Sick culture exposed at Aussie schools
Thousands of students from across every part of Australia have spoken out about a chilling culture of normalised rape and sexual assault in our schools - as horrified parents begin pulling their children out and pressure grows for systemic change.
Since being overwhelmed by the response to her petition - calling for earlier and more holistic sexual education lessons - Sydneysider Chanel Contos has received more than 4000 testimonies from students in South Australia, Western Australia, Victoria, Queensland, the ACT and NSW.
Overnight, she launched a website where the disturbing accounts are beginning to be made public for the first time.
There are already more than 1500 testimonies on the website - and many of them bear eerie similarities to the vile stories that emerged from Sydney schools shortly after the petition first went live.
In many of the freshly-uploaded accounts, students say they were raped while unconscious at parties or woke up to being touched by someone inappropriately.
MELBOURNE SCHOOLS MENTIONED
Many of the new testimonies come from Melbourne schools, where students say there is a similar culture to the chauvinistic club-like mentality reported in some Sydney all-boys schools in the initial testimonies.
One former student at Carey Grammar School said she was 16 and at a party when she smoked her first joint and passed out on a bed.
"I thought I'd be safe as the host went to my school," she said, recounting the incident in 2012. "Instead he came in and got into bed with me."
She said the boy then started digitally penetrating her, and wouldn't stop even though she repeatedly asked him to.
She said a friend of the boy entered the room and "joined in" - before spreading rumours around the school about the victim's body.
"When I told my ex boyfriend a few years later he told me I asked for it and shouldn't have laid down," she said. "There's so much wrong to this story."
In another testimony, a former Firbank Grammar School student said she and her mates were invited to a "massive party of about 500 people" when she was in year 9.
"It was one of my first experiences drinking a lot and I was vomiting at the back of the party and going in and out of consciousness," she said. "I don't remember anything but the next day I found an Instagram picture of me passed out next to my vomit with a guy I don't know with his hands up my dress."

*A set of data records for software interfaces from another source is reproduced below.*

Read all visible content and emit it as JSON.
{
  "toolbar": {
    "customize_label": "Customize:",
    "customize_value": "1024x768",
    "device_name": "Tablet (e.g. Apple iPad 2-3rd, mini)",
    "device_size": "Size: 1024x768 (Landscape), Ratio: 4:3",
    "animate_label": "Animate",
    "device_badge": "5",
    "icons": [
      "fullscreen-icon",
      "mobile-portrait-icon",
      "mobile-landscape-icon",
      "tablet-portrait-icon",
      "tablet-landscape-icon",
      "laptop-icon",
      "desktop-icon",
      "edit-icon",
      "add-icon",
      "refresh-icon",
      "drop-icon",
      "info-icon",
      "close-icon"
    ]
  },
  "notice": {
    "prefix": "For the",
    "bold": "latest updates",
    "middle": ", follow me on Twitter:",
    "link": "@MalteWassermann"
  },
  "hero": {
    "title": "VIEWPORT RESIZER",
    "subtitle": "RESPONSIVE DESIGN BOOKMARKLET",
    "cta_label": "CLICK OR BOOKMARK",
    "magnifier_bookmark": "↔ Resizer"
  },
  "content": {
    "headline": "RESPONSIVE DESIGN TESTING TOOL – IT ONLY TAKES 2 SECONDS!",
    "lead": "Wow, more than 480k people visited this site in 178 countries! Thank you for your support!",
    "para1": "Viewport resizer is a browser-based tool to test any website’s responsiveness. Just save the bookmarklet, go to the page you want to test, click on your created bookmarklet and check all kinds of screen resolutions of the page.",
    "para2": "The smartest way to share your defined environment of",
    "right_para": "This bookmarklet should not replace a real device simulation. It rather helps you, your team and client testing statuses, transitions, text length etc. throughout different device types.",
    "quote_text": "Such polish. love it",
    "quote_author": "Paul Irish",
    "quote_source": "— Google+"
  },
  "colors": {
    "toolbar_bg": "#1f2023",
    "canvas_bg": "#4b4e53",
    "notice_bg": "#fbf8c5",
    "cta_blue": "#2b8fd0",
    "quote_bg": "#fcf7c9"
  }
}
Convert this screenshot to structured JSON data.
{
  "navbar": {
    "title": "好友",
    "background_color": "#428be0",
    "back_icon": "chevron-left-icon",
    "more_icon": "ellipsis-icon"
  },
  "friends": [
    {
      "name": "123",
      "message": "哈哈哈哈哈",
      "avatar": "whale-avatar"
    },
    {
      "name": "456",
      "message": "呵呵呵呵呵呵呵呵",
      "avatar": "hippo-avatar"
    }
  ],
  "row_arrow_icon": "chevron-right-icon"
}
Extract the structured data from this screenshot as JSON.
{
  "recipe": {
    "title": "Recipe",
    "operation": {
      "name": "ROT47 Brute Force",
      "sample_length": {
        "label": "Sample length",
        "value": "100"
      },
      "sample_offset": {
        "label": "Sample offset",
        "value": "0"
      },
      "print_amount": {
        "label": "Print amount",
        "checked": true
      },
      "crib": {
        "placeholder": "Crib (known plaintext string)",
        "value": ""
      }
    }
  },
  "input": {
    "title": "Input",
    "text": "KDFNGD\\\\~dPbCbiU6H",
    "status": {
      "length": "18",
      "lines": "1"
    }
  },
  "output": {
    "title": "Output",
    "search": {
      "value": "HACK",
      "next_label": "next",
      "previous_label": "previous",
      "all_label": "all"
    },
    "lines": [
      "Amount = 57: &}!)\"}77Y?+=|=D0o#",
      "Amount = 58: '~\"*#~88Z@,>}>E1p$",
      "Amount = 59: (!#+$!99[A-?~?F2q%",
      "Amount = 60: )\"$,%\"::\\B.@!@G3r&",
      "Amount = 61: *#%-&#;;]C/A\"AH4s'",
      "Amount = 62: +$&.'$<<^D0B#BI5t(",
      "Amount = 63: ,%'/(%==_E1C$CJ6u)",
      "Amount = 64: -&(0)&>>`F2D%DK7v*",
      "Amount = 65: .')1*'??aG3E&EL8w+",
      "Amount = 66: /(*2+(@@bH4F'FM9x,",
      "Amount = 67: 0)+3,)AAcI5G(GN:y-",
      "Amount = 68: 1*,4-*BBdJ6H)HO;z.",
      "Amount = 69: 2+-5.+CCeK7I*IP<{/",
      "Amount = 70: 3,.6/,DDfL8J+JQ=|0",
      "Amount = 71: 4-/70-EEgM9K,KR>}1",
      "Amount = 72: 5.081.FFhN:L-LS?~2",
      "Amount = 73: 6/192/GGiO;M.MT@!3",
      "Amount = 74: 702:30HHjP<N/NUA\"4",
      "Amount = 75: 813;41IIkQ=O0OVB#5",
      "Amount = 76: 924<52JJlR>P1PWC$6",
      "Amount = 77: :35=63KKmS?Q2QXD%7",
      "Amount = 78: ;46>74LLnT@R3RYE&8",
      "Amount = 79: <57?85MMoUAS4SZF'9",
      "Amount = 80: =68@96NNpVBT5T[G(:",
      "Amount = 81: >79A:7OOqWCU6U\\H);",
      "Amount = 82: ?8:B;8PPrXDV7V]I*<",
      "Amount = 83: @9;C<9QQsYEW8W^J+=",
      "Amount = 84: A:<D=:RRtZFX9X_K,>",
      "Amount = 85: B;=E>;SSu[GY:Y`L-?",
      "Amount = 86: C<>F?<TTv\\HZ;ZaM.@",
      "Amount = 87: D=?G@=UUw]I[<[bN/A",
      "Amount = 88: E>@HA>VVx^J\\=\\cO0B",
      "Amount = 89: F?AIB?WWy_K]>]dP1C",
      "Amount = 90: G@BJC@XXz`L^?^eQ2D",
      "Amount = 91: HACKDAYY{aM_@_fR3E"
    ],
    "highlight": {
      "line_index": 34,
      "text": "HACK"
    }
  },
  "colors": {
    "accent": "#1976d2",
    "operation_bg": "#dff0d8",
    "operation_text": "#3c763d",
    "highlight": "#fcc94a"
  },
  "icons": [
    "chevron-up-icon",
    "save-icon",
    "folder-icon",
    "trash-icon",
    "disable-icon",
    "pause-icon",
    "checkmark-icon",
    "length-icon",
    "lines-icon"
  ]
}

She said the St Kevin's College student's friends took pictures and posted them online.
"I reported the photo every day for a long time before it was removed and it still terrifies me that lots of people I don't know have that photo," she said. "I also don't know what else was done to me that night because I don't remember."
'RAPE CULTURE' BEING EXPOSED
The disturbing accounts are just some of hundreds that have been uploaded overnight, and Ms Contos told news.com.au that thousands more will be uploaded soon.
"I'm really excited that this is reaching different states because once these stories start coming out in other parts of the country, I think we will see the same response we've seen in NSW," she said.
"The more people that come forward, the more it will help the cause and it will expose the rape culture in our society."
Private Sydney schools in particular were mentioned time and time again in the initial testimonies, and Ms Contos said she was already seeing positive signs that schools and MPs in the city were taking the petition seriously.
She is meeting with several headmasters in the schools mentioned tomorrow as well as Liberal MP for Wentworth Dave Sharma - who has thrown his support behind the campaign.
"As the response to this petition makes clear, we've all got to do better in educating our children, at home and in our schools," Mr Sharma said.
PARENTS PULL STUDENTS OUT OF PRIVATE SCHOOLS
As the pressure grows for systemic change, it's clear some parents aren't willing to wait.
Some of those who sent their boys to Sydney private schools mentioned in the petition have spoken out, and some have reportedly sent their children to other schools.
One father of a year 9 student at Kings School in Parramatta told the Sun-Herald elite schools cultivated a culture of entitlement and privilege, which he said leads to a lack of "sensitivity" towards others.
"They teach these kids they're the best, they're the chosen ones, they're going to run Australia, they're going to conquer the world," he said.
The parent said he chose the private school for his son to give him a better chance, but worried he and his wife would struggle to teach the child to be empathetic towards others.
News.com.au has contacted the school for comment.
MELBOURNE SCHOOLS RESPOND
Meanwhile, Melbourne schools mentioned in the new testimonies have expressed their concern.
The body representing some of Melbourne's most prestigious Catholic schools - including St Kevin's College, Parade College, St Mary's College, St Joseph's College and St Bernard's College - said the petition had pushed them to take action and signalled they would work with parents to address the issue.
"The powerful testimonies provided by the many young women in the online petition are disturbing and are an indictment on societal decency," said Edmund Rice Education Australia executive director Dr Craig Wattam.
"All of us - schools, families, and the broader community - must carefully consider and revisit issues pertaining to sex education.
"More specifically, sexual consent education is required for both young men and women and we need to be providing this education in early adolescence."
News.com.au has also reached out to Carey Grammar School for comment.
To sign the petition, visit Ms Contos' new website
Originally published as Sick culture exposed at Aussie schools